Tiger Global believes India is likely to yield the highest equity returns in the world, his partner Scott Shleifer said during an investor call on Tuesday, even as he admitted the investor giant has made much more money in China and the US.
“We think this is the best place to invest,” says Shleifer from India. “We were able to buy 16 or 17% of Flipkart for $8 million in 2010,” he said of the investment in the e-commerce giant, which is currently valued at more than $36 billion. “We were able to buy 10% of Inframarket for $8 million. We bought a third of Upstox for $50 million.
Tiger Global is one of India’s most prolific investors, having backed more than a third of all the country’s unicorns.
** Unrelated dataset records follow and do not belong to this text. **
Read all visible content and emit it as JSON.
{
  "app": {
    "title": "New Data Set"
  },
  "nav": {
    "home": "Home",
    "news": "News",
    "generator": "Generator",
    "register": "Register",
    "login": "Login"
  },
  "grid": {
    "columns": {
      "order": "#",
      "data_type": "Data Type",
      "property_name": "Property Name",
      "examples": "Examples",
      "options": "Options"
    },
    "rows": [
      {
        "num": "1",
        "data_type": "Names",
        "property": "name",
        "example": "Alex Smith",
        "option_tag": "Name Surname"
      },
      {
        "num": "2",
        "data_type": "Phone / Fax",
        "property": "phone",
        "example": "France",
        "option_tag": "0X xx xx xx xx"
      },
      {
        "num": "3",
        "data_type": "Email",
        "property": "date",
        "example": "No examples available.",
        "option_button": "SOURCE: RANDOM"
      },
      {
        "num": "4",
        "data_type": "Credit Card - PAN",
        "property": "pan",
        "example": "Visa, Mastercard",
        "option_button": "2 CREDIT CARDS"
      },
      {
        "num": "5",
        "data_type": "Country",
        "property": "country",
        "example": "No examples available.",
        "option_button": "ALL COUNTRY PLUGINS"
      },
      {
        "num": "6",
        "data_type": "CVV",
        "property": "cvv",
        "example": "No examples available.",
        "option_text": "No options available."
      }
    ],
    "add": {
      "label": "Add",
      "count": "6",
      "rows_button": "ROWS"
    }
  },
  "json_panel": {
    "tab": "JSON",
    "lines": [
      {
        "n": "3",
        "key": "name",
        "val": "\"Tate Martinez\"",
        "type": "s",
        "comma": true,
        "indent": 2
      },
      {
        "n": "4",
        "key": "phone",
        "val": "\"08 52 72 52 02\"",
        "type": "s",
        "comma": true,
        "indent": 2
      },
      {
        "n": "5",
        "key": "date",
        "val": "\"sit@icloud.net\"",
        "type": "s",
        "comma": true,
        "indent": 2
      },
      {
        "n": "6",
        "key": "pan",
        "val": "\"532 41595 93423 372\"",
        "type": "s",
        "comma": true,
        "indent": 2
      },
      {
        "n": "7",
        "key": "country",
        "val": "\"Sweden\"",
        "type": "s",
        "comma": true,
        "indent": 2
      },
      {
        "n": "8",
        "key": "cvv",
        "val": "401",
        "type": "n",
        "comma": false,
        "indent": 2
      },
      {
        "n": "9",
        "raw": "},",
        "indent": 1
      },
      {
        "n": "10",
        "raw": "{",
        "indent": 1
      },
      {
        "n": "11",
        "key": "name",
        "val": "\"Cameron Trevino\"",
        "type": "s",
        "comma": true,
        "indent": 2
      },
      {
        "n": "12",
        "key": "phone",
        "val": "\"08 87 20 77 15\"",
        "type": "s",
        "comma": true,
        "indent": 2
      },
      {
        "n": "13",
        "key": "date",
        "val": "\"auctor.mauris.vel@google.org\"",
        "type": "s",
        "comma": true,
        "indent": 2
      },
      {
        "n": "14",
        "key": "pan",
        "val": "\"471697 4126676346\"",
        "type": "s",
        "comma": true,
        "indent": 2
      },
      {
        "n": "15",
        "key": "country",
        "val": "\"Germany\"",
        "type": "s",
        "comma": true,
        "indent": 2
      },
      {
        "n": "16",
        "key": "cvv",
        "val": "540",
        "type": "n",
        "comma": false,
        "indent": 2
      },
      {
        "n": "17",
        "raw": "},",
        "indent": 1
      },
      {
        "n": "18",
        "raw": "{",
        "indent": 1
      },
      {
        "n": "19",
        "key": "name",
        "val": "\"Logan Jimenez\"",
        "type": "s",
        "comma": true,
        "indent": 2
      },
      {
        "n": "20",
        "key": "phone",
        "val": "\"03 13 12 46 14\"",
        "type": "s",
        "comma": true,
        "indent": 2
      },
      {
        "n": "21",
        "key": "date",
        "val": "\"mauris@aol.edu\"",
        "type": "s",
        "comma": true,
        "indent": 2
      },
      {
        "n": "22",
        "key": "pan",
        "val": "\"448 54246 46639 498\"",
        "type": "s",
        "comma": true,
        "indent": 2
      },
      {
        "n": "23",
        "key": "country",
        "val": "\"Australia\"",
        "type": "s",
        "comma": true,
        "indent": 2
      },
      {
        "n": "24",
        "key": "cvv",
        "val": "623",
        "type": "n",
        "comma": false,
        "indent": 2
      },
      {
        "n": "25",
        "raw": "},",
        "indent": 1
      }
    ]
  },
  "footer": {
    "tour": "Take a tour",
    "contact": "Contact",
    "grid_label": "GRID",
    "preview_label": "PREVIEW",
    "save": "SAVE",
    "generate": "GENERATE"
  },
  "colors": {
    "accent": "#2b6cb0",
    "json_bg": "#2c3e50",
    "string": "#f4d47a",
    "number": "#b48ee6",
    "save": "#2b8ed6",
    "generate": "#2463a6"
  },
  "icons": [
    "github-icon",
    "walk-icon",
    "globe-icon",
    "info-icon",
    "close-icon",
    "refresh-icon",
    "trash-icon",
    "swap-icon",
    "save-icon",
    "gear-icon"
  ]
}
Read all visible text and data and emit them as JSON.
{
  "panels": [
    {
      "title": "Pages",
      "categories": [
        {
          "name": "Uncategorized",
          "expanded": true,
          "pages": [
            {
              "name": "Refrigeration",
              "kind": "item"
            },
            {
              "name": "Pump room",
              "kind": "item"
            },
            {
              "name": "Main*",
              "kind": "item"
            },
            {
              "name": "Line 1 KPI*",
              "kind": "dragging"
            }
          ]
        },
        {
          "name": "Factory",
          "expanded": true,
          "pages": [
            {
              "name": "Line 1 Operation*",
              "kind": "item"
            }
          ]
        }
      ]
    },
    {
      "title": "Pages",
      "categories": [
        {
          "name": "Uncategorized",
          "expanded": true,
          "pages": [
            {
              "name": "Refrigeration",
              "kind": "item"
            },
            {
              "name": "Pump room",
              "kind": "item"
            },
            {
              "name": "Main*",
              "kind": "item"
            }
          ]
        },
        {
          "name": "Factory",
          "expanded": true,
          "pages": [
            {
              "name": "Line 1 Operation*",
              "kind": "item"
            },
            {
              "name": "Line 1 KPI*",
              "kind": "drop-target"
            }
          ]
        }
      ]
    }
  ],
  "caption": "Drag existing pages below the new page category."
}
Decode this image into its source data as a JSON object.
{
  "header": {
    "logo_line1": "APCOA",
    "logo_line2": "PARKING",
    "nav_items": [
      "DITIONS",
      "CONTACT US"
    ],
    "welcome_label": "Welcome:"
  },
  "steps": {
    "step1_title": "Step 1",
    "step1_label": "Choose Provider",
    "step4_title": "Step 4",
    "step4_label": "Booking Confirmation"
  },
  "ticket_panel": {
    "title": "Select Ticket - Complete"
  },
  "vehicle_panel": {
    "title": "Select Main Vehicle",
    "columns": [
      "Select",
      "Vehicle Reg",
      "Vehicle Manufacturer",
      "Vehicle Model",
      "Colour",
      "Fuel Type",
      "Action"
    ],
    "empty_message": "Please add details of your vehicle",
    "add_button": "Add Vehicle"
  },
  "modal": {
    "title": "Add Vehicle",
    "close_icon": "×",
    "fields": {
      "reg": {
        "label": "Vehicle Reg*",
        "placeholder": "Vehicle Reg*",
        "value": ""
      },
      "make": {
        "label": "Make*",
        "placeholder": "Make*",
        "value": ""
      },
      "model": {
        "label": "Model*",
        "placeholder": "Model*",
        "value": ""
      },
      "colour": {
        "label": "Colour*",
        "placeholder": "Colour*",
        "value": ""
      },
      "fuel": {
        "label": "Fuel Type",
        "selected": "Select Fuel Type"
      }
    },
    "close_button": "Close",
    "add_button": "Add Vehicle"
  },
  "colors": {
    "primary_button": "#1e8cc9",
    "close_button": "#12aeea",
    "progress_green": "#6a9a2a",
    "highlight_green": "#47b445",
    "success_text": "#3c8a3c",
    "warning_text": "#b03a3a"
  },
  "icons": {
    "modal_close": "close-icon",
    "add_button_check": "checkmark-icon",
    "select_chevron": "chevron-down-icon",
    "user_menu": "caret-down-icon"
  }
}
The New York-based company has deployed more than $6.5 billion in India since its inception, australiabusinessblog.com reported last year.
Shleifer acknowledged global investors’ concern that India has so far failed to deliver significant returns.
“Return on capital in India is historically poor. “If you look at leading internet companies, be it Google, Facebook, Alibaba or Tencent, revenues have outstripped costs more than a decade ago. You had a great legacy over the past 17-18 years of materially profitable internet businesses. So the returns on stocks on the Internet became very high and the returns to investors were very high. But that didn’t happen in India.”
Until the past two or three years, India had about zero profitable internet startups, while banks and companies in other sectors were thriving, he said. “As a result, returns on capital for investors like us are below average… way below. Our return in India is about 20% gross since inception. That compares to the mid-1930s in the US on the private side and the low-50s in China. But that’s in the past,” he said.
Shleifer claimed that India’s low yields are no one’s fault, adding that the country’s own $3 trillion GDP is small. In recent years, he said, “we’ve seen incremental profit margins on market leaders are fantastic.”
This is an evolving story. More to follow.